The European Commission plans to block anonymous cryptocurrency transfers and track transactions over € 1,000.
A draft regulation of the European Union has been prepared, which establishes the rules for collecting and storing information about payers and recipients of cryptoassets, as well as senders and beneficiaries accompanying transfers of cryptoassets.
The provisions of the regulation are applied in order to prevent, detect and investigate the facts of money laundering and terrorist financing, if at least one payment or cryptoasset, supplier or intermediary involved in the transfer of cryptoassets originates from the territory of the European Union.
“Today’s amendments will ensure full traceability of transfers of cryptoassets such as bitcoins, and will allow them to detect and prevent their possible use in money laundering or terrorist financing,” the EC said.
Additional EU requirements apply to transfers or a series of linked transfers for amounts exceeding EUR 1,000.
All transfers of cryptoassets must be accompanied by the sender’s name and account number, if such an account exists and is used to process the transaction. Include the sender’s address, official personal document number, customer identification number, or date and place of birth.
The regulation obliges financial service providers to provide effective control procedures, including, where appropriate, follow-up or real-time monitoring.
Since criminal investigations may not be able to quickly establish the required data or the persons involved in the transaction, payment services will be required to keep records of transaction information for five years. Anonymous wallets are proposed to be completely banned.
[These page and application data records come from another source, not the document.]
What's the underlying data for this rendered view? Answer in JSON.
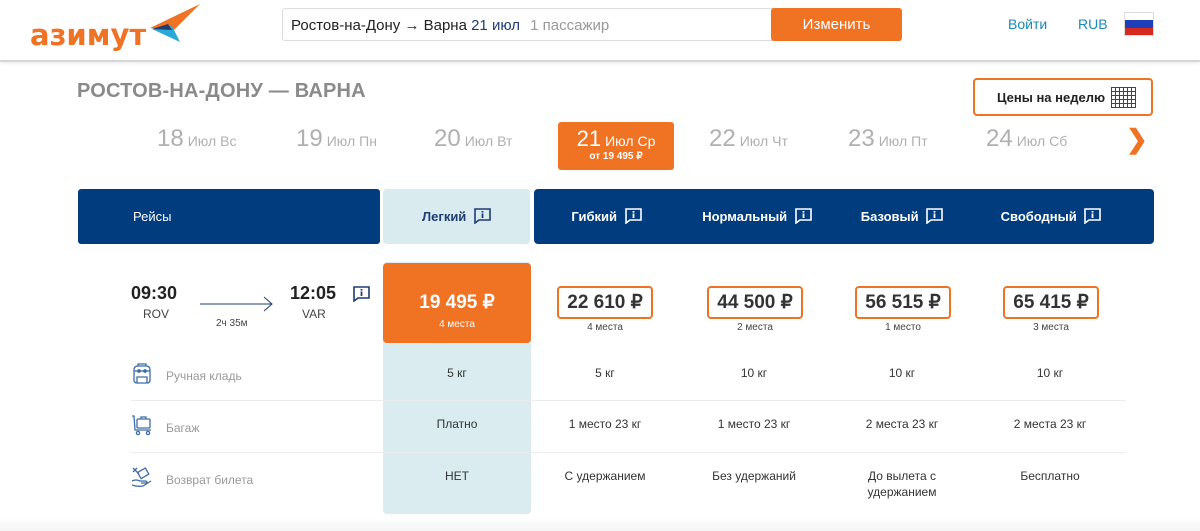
{
  "header": {
    "logo_text": "азимут",
    "search": {
      "route": "Ростов-на-Дону → Варна",
      "date": "21 июл",
      "passengers": "1 пассажир"
    },
    "change_button": "Изменить",
    "login_link": "Войти",
    "currency": "RUB",
    "language_flag": "russia-flag-icon",
    "colors": {
      "brand_orange": "#f07223",
      "brand_blue": "#003c7e",
      "link": "#1a8ab5"
    }
  },
  "route_title": "РОСТОВ-НА-ДОНУ — ВАРНА",
  "week_prices_button": "Цены на неделю",
  "dates": [
    {
      "day": "18",
      "month": "Июл",
      "weekday": "Вс",
      "active": false
    },
    {
      "day": "19",
      "month": "Июл",
      "weekday": "Пн",
      "active": false
    },
    {
      "day": "20",
      "month": "Июл",
      "weekday": "Вт",
      "active": false
    },
    {
      "day": "21",
      "month": "Июл",
      "weekday": "Ср",
      "active": true,
      "price": "от 19 495 ₽"
    },
    {
      "day": "22",
      "month": "Июл",
      "weekday": "Чт",
      "active": false
    },
    {
      "day": "23",
      "month": "Июл",
      "weekday": "Пт",
      "active": false
    },
    {
      "day": "24",
      "month": "Июл",
      "weekday": "Сб",
      "active": false
    }
  ],
  "next_arrow": "❯",
  "table": {
    "flights_header": "Рейсы",
    "fares": [
      {
        "name": "Легкий",
        "price": "19 495 ₽",
        "seats": "4 места",
        "selected": true
      },
      {
        "name": "Гибкий",
        "price": "22 610 ₽",
        "seats": "4 места",
        "selected": false
      },
      {
        "name": "Нормальный",
        "price": "44 500 ₽",
        "seats": "2 места",
        "selected": false
      },
      {
        "name": "Базовый",
        "price": "56 515 ₽",
        "seats": "1 место",
        "selected": false
      },
      {
        "name": "Свободный",
        "price": "65 415 ₽",
        "seats": "3 места",
        "selected": false
      }
    ],
    "flight": {
      "departure_time": "09:30",
      "departure_airport": "ROV",
      "arrival_time": "12:05",
      "arrival_airport": "VAR",
      "duration": "2ч 35м"
    },
    "features": [
      {
        "icon": "backpack-icon",
        "label": "Ручная кладь",
        "values": [
          "5 кг",
          "5 кг",
          "10 кг",
          "10 кг",
          "10 кг"
        ]
      },
      {
        "icon": "luggage-cart-icon",
        "label": "Багаж",
        "values": [
          "Платно",
          "1 место 23 кг",
          "1 место 23 кг",
          "2 места 23 кг",
          "2 места 23 кг"
        ]
      },
      {
        "icon": "ticket-refund-icon",
        "label": "Возврат билета",
        "values": [
          "НЕТ",
          "С удержанием",
          "Без удержаний",
          "До вылета с удержанием",
          "Бесплатно"
        ]
      }
    ]
  }
}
The last word on the proposals will remain with the European Parliament. It can take up to two years before proposals become law.